* _Data records_:
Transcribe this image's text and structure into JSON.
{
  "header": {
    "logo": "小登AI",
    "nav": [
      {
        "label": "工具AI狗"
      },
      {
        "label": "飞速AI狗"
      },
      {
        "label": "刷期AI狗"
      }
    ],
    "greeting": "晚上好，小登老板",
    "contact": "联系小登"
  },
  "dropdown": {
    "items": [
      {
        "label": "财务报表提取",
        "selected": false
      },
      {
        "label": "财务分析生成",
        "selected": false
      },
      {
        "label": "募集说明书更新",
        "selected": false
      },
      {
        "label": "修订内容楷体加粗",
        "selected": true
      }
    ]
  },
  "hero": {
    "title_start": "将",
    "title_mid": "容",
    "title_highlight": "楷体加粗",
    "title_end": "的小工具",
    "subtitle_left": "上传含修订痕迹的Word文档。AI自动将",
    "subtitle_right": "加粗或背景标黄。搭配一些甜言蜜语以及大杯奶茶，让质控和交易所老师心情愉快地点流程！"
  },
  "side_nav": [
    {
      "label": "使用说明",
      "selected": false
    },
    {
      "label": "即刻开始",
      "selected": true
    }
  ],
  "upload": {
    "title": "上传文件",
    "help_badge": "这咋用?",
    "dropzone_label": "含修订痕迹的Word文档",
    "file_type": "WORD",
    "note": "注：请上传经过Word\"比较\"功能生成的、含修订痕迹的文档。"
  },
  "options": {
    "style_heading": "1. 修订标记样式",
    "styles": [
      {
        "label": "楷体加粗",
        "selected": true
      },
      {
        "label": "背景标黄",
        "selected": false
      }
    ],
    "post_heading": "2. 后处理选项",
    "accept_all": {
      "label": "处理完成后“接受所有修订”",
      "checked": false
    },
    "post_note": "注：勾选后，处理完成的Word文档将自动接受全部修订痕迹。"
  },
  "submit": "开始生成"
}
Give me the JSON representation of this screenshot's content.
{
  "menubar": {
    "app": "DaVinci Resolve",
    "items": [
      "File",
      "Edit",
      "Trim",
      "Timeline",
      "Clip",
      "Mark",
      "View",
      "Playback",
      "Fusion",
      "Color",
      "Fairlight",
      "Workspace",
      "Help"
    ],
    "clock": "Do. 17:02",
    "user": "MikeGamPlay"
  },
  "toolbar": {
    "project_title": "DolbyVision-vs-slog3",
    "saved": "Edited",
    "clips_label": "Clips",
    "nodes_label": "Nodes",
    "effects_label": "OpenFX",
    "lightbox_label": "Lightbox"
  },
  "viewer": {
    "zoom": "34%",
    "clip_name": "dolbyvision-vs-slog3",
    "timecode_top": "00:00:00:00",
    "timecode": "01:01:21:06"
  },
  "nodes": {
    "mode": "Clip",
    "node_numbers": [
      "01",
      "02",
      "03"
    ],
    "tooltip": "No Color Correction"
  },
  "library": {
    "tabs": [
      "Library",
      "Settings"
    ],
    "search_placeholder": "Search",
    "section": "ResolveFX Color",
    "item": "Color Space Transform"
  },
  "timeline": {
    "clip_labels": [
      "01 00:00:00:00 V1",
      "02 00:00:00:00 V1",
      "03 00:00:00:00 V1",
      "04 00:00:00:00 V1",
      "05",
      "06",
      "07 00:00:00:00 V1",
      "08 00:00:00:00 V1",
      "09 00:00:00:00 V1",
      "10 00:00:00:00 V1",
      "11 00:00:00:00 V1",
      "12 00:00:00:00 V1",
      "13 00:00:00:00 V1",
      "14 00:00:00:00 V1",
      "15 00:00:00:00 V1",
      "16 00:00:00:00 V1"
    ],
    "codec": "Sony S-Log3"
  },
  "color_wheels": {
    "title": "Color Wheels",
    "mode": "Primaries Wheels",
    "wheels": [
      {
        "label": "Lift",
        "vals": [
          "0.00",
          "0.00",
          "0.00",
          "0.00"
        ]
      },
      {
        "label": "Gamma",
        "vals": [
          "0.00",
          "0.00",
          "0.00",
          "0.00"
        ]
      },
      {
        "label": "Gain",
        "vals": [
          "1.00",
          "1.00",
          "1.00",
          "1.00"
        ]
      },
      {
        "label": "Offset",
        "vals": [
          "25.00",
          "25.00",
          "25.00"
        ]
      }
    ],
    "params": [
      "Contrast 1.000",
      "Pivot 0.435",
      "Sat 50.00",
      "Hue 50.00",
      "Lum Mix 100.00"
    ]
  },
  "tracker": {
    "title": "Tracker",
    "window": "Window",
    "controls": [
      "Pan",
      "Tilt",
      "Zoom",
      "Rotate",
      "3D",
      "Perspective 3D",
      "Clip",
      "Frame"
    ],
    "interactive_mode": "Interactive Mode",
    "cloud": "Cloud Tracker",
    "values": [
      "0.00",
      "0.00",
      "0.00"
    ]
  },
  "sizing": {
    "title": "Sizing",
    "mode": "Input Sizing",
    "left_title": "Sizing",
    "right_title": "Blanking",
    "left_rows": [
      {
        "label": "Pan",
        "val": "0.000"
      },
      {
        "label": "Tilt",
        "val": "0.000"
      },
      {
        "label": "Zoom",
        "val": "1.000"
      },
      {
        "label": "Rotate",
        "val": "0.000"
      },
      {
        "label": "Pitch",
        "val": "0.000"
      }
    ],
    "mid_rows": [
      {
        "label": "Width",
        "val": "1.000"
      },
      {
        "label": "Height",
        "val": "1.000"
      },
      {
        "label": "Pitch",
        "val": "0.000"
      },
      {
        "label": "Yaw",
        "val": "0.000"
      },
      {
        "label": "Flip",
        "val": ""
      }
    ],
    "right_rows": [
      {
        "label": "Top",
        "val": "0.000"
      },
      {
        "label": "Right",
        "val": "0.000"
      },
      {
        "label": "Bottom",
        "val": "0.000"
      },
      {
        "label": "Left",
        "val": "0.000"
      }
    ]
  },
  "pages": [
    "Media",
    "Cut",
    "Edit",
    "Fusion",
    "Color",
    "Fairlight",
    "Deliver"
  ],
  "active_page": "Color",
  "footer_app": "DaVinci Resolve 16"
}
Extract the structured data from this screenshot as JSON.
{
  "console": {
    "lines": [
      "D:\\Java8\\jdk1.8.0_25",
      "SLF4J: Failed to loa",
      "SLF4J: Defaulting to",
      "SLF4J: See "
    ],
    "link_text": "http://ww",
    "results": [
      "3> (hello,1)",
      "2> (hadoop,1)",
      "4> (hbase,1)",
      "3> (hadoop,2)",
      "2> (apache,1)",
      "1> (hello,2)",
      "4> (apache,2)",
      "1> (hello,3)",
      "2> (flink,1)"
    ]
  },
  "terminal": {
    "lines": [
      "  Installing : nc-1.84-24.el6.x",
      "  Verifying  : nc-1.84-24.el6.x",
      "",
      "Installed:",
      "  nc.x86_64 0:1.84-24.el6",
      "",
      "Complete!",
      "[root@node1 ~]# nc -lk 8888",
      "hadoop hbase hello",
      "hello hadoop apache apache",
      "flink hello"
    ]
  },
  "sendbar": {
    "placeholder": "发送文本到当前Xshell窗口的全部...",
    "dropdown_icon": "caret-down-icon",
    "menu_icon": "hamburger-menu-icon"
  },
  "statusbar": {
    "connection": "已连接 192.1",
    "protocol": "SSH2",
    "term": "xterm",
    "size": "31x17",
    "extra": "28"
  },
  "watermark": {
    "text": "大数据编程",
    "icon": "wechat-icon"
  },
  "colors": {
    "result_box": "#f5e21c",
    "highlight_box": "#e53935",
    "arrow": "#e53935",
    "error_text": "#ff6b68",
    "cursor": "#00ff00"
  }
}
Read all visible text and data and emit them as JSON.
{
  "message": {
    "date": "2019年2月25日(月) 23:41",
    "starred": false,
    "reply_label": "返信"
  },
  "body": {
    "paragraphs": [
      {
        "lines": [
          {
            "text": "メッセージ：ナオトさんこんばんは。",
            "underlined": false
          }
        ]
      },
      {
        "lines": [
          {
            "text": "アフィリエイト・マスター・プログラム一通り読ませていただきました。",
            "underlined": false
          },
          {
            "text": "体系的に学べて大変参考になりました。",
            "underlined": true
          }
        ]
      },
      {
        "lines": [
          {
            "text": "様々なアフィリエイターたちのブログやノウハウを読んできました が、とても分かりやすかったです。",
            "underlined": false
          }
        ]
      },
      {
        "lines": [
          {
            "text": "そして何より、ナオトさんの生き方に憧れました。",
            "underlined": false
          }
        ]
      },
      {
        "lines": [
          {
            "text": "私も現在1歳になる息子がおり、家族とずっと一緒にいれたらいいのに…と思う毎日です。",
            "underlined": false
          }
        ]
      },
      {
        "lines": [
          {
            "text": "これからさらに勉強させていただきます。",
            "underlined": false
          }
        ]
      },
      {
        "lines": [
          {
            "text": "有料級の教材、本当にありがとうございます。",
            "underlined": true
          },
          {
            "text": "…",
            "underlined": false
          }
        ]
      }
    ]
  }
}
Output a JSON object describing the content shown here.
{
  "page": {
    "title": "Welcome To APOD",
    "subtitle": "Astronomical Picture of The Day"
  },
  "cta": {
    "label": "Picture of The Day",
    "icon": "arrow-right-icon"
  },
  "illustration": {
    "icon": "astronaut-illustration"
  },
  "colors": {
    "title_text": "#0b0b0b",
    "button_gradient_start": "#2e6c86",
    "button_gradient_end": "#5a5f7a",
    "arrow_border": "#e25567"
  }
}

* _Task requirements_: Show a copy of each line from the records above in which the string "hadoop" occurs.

* _Task response_:
      "2> (hadoop,1)",
      "3> (hadoop,2)",
      "hadoop hbase hello",
      "hello hadoop apache apache",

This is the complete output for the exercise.